Well translate that to today. The US has just gone through, to take recent years, murderous atrocities in Central America, right next door. Hundreds of thousands of people slaughtered, countries destroyed, one piece of the big story. Now the discussion is whether an angelic power like the US, which uniquely in history follows only altruism, should deprive the world of its magnificence by refusing to intervene. The only difference between this and John Stuart Mill 150 years ago is that he was a lot smarter, had a lot more integrity and wrote better. Not a lot has changed.

It is true that circumstances change; the world isn't always the same. Dean Acheson once described England as "our lieutenant, the fashionable word is partner". The British use the word partner. So the US and its British lieutenant can now intervene quite freely. That's changed the rules. In fact, the reason why Britain and the US could put troops in the desert in the Gulf War is because they didn't have to worry about the USSR any longer. In that respect things have definitely changed, intervention is much free. You don't have to worry that somebody might get in your way.

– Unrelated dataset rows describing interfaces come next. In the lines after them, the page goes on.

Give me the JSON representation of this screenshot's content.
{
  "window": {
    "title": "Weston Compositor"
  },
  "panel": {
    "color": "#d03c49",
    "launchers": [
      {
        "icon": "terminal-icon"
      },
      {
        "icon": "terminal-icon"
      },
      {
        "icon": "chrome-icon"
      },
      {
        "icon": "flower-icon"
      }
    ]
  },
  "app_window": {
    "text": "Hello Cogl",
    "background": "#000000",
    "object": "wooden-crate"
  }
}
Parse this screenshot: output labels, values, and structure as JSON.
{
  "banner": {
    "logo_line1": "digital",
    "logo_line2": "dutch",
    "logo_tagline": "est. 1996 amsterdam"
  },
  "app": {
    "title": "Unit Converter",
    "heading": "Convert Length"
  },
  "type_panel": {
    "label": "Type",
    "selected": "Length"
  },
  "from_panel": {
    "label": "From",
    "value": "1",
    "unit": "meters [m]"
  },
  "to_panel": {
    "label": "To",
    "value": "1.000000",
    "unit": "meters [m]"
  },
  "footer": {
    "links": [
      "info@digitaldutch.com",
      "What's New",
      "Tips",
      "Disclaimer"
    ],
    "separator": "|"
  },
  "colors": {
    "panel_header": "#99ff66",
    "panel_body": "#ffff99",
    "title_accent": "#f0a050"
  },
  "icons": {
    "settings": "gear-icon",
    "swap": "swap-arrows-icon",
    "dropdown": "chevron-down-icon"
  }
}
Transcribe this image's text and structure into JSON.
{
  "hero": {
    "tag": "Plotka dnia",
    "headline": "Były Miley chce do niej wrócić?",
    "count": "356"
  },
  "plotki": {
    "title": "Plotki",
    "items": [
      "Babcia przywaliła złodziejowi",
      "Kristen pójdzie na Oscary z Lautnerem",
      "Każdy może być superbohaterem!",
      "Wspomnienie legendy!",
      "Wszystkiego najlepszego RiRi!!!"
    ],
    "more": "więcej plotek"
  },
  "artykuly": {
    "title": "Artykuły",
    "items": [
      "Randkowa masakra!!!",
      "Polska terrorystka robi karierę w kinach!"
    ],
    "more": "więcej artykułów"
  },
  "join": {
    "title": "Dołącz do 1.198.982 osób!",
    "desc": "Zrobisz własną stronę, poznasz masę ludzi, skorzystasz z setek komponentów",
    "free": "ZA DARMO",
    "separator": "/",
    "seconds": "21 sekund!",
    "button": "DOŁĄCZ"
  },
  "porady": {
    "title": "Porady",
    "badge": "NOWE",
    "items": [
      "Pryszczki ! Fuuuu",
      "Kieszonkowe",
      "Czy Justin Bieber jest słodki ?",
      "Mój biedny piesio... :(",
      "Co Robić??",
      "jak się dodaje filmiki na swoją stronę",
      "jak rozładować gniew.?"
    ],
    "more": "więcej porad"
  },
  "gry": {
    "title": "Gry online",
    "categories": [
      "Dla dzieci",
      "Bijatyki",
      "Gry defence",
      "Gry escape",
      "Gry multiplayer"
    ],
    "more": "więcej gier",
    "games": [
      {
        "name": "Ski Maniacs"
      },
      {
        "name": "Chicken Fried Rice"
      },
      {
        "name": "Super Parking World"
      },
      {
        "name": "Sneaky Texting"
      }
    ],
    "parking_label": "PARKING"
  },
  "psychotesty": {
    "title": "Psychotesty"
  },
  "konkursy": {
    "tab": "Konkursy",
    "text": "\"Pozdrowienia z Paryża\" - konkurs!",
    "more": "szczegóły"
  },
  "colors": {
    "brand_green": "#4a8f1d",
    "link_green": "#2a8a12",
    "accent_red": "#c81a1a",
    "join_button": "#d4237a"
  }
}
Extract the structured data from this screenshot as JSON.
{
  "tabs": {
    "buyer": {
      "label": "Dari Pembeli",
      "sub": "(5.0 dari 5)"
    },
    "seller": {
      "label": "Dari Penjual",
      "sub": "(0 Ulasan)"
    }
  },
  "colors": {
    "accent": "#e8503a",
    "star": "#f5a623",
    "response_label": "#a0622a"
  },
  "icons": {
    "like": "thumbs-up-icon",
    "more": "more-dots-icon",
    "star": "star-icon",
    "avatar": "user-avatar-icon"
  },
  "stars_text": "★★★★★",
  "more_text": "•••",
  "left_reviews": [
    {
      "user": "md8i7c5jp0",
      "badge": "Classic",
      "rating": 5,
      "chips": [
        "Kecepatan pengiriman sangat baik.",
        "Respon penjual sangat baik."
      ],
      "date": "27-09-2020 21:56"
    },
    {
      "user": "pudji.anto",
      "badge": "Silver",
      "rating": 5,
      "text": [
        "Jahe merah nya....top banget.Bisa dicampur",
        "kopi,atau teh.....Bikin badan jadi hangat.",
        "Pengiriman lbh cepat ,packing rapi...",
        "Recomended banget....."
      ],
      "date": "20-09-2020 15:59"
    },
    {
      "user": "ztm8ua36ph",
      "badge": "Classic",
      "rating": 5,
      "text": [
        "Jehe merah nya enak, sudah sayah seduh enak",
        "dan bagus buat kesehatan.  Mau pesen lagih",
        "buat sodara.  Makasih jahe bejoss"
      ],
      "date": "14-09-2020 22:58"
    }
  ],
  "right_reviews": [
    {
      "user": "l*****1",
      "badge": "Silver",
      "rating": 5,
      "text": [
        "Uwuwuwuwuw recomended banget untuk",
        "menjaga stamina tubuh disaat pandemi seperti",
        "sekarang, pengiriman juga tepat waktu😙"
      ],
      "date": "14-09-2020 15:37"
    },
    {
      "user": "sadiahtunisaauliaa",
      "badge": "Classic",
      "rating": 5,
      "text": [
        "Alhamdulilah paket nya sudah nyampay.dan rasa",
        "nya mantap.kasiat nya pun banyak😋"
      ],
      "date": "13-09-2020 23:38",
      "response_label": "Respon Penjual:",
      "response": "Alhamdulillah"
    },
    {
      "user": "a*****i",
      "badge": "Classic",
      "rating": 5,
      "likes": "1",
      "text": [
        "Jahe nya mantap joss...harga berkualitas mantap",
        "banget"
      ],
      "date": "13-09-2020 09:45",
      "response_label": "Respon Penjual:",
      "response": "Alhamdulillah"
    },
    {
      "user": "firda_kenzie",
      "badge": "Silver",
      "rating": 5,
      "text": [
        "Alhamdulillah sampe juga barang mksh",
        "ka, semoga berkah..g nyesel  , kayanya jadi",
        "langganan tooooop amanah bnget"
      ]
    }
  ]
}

So the magnificent and angelic powers can now do things without any concern that somebody might stop them, so that's the difference. I mean right now for example people are discussing the Burundi and Rwanda massacres. But 20 years ago there were huge massacres in Burundi. At that time, the media decided that it just wasn't very interesting when other people were killed, you didn't have to worry about them. Fundamentally I don't think a lot has changed in this respect.

Harold Pinter: Well, I'd like to thank you all for your attention and to thank John and Noam for a very important and definitive discussion. Before you leave, Denise Searle, the editor of Red Pepper, would like to say a few words.

Denise Searle: Thank you very much. This debate has been a real breath of fresh air. And I'm glad to see from your applause that you agree with me. It really does show the need on the left for a forum where these kind of radical ideas can be given an airing; everything that has been said is absolutely true, but you just never hear it said anywhere else. And that is a kind of censorship.

Professor Chomsky spoke about the culture of terror that exists in a lot of Latin American countries, where people have lost hope of ever being able to bring about change. What we've got here in Britain is a culture of growing cynicism and depression which saps confidence and also deprives people of the hope of bringing about change. One of the things that Red Pepper wants to do is to try and rebuild that confidence and hope, and in a way that's where you come in, because we don't have a monopoly of truth and so we welcome your thoughts and suggestions. So it comes down now to thanking our speakers for a really stimulating discussion - and we hope to do many more of them. Thank you all for coming and participating. And yet again let's thank our speakers.